The purpose of this quantitative study was to identify the relationship between culture, family socioeconomic status and community infrastructure to financial knowledge and behavior of Native American high school students in Montana, New Mexico, and South Dakota. A secondary analysis of survey data gathered in the 2008 Oweesta Jump$tart Study was analyzed by conducting an ANOVA comparison of means. The National Jump$tart survey was administered at high schools with a high population of Native American students in Montana, New Mexico and South Dakota. In the original study, questions were added to the survey instrument to collect demographic data. This dissertation is a detailed analysis of the research findings and literature related to financial literacy, financial education, financial behavior, Native American culture, family socioeconomic status and community infrastructure. The theoretical foundation for this study is based on Bandura’s social learning theory with the premise that learning occurs through reciprocal interaction of environmental, behavioral and personal factors. Results of this study found a relationship between culture, family socioeconomic status and community infrastructure and financial knowledge. A weak relationship was found between financial behavior and the independent variables. The researcher recommends using findings to develop a financial education curriculum that incorporates collaboration with families and community to provide an opportunity to increase financial literacy skills of Native American high school students. Further study is suggested to determine influences on financial behavior.
|Advisor:||Bosselman, Robert, Swanson, Patricia|
|Commitee:||Shelley, Mack, Stenberg-Nichols, Laurie, Torrie, Margaret|
|School:||Iowa State University|
|Department:||Apparel, Educational Studies and Hospitality Management|
|School Location:||United States -- Iowa|
|Source:||DAI-A 71/06, Dissertation Abstracts International|
|Subjects:||Education finance, Secondary education, Native American studies|
|Keywords:||Culture, Financial behavior, Financial knowledge, Financial literacy, Native American|
Copyright in each Dissertation and Thesis is retained by the author. All Rights Reserved
The supplemental file or files you are about to download were provided to ProQuest by the author as part of a
dissertation or thesis. The supplemental files are provided "AS IS" without warranty. ProQuest is not responsible for the
content, format or impact on the supplemental file(s) on our system. in some cases, the file type may be unknown or
may be a .exe file. We recommend caution as you open such files.
Copyright of the original materials contained in the supplemental file is retained by the author and your access to the

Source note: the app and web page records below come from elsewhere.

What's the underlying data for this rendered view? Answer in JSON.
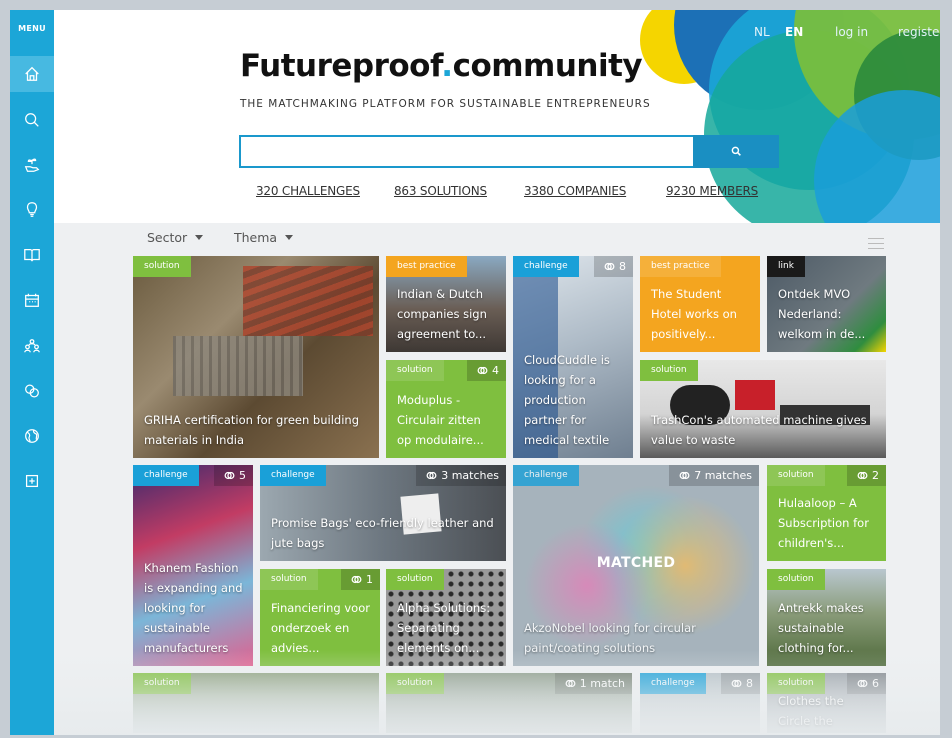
{
  "sidebar": {
    "menu_label": "MENU",
    "items": [
      {
        "icon": "home-icon",
        "active": true
      },
      {
        "icon": "search-icon"
      },
      {
        "icon": "hand-plant-icon"
      },
      {
        "icon": "lightbulb-icon"
      },
      {
        "icon": "book-icon"
      },
      {
        "icon": "calendar-icon"
      },
      {
        "icon": "people-icon"
      },
      {
        "icon": "link-icon"
      },
      {
        "icon": "globe-icon"
      },
      {
        "icon": "plus-square-icon"
      }
    ]
  },
  "header": {
    "lang_nl": "NL",
    "lang_en": "EN",
    "login": "log in",
    "register": "register",
    "logo_part1": "Futureproof",
    "logo_dot": ".",
    "logo_part2": "community",
    "tagline": "THE MATCHMAKING PLATFORM FOR SUSTAINABLE ENTREPRENEURS",
    "search_placeholder": "",
    "search_icon": "search-icon",
    "stats": [
      "320 CHALLENGES",
      "863 SOLUTIONS",
      "3380 COMPANIES",
      "9230 MEMBERS"
    ]
  },
  "filters": {
    "sector": "Sector",
    "thema": "Thema"
  },
  "colors": {
    "brand_blue": "#1ca6d7",
    "solution_green": "#7fbf3f",
    "challenge_blue": "#1aa0d8",
    "best_practice_orange": "#f4a51f",
    "link_black": "#1a1a1a"
  },
  "tiles": [
    {
      "tag": "solution",
      "title": "GRIHA certification for green building materials in India"
    },
    {
      "tag": "best practice",
      "title": "Indian & Dutch companies sign agreement to..."
    },
    {
      "tag": "challenge",
      "count": "8",
      "title": "CloudCuddle is looking for a production partner for medical textile"
    },
    {
      "tag": "best practice",
      "title": "The Student Hotel works on positively..."
    },
    {
      "tag": "link",
      "title": "Ontdek MVO Nederland: welkom in de..."
    },
    {
      "tag": "solution",
      "count": "4",
      "title": "Moduplus - Circulair zitten op modulaire..."
    },
    {
      "tag": "solution",
      "title": "TrashCon's automated machine gives value to waste"
    },
    {
      "tag": "challenge",
      "count": "5",
      "title": "Khanem Fashion is expanding and looking for sustainable manufacturers"
    },
    {
      "tag": "challenge",
      "count": "3 matches",
      "title": "Promise Bags' eco-friendly leather and jute bags"
    },
    {
      "tag": "challenge",
      "count": "7 matches",
      "title": "AkzoNobel looking for circular paint/coating solutions",
      "overlay": "MATCHED"
    },
    {
      "tag": "solution",
      "count": "2",
      "title": "Hulaaloop – A Subscription for children's..."
    },
    {
      "tag": "solution",
      "count": "1",
      "title": "Financiering voor onderzoek en advies..."
    },
    {
      "tag": "solution",
      "title": "Alpha Solutions: Separating elements on..."
    },
    {
      "tag": "solution",
      "title": "Antrekk makes sustainable clothing for..."
    },
    {
      "tag": "solution",
      "title": ""
    },
    {
      "tag": "solution",
      "count": "1 match",
      "title": ""
    },
    {
      "tag": "challenge",
      "count": "8",
      "title": ""
    },
    {
      "tag": "solution",
      "count": "6",
      "title": "Clothes the Circle the"
    }
  ]
}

supplemental files is subject to the ProQuest Terms and Conditions of use.
Depending on the size of the file(s) you are downloading, the system may take some time to download them. Please be